After about 30 minutes, or when the top of the cake begins to turn brown, loosely cover the tin with foil. This will prevent your cake crust from burning. But remember to do this quickly without taking the tin out of the oven. I simply slide a slightly crushed piece of foil over my cake tin so it can prevent direct heat from the heating rods on top.


If you use a large oven this might not be such a problem but if you use a 28-litre OTG like I do, you might have to keep checking on your cake. 


After an hour, take the cake out and insert a skewer or toothpick to check for doneness. If it comes out clean it's done. You could also gently press the cake at the centre. It should feel firm and usually by this time the edges of the cake pull away from the cake tin. 


Let the cake cool

Sprinkle the top of the cake with cinnamon sugar. Let it rest for 10 minutes before turning it over. Sprinkle more cinnamon sugar on the other side and finish it off by spreading a generous layer of warm marmalade on top. 


Spread some good quality
marmalade on top of the cake.
Do this when the cake is
still warm
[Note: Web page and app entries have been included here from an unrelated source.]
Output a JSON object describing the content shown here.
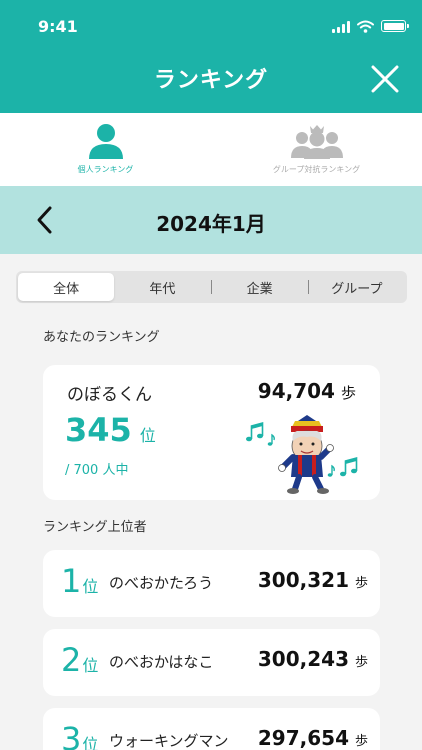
{
  "status_bar": {
    "time": "9:41"
  },
  "header": {
    "title": "ランキング"
  },
  "tabs": [
    {
      "label": "個人ランキング",
      "icon": "person-icon",
      "active": true
    },
    {
      "label": "グループ対抗ランキング",
      "icon": "group-icon",
      "active": false
    }
  ],
  "month": {
    "label": "2024年1月"
  },
  "segments": [
    {
      "label": "全体",
      "active": true
    },
    {
      "label": "年代",
      "active": false
    },
    {
      "label": "企業",
      "active": false
    },
    {
      "label": "グループ",
      "active": false
    }
  ],
  "my_ranking": {
    "section_title": "あなたのランキング",
    "name": "のぼるくん",
    "steps": "94,704",
    "steps_unit": "歩",
    "rank": "345",
    "rank_unit": "位",
    "total": "/ 700 人中"
  },
  "top_rankers": {
    "section_title": "ランキング上位者",
    "items": [
      {
        "rank": "1",
        "rank_unit": "位",
        "name": "のべおかたろう",
        "steps": "300,321",
        "steps_unit": "歩"
      },
      {
        "rank": "2",
        "rank_unit": "位",
        "name": "のべおかはなこ",
        "steps": "300,243",
        "steps_unit": "歩"
      },
      {
        "rank": "3",
        "rank_unit": "位",
        "name": "ウォーキングマン",
        "steps": "297,654",
        "steps_unit": "歩"
      }
    ]
  },
  "colors": {
    "primary": "#1cb3a8",
    "month_bar": "#b2e2df",
    "background": "#f3f3f3"
  }
}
Cut into wedges and warm them in a microwave before serving. You are now ready to savour the fruits of your labour with a steaming cup of milk tea on a cold winter morning.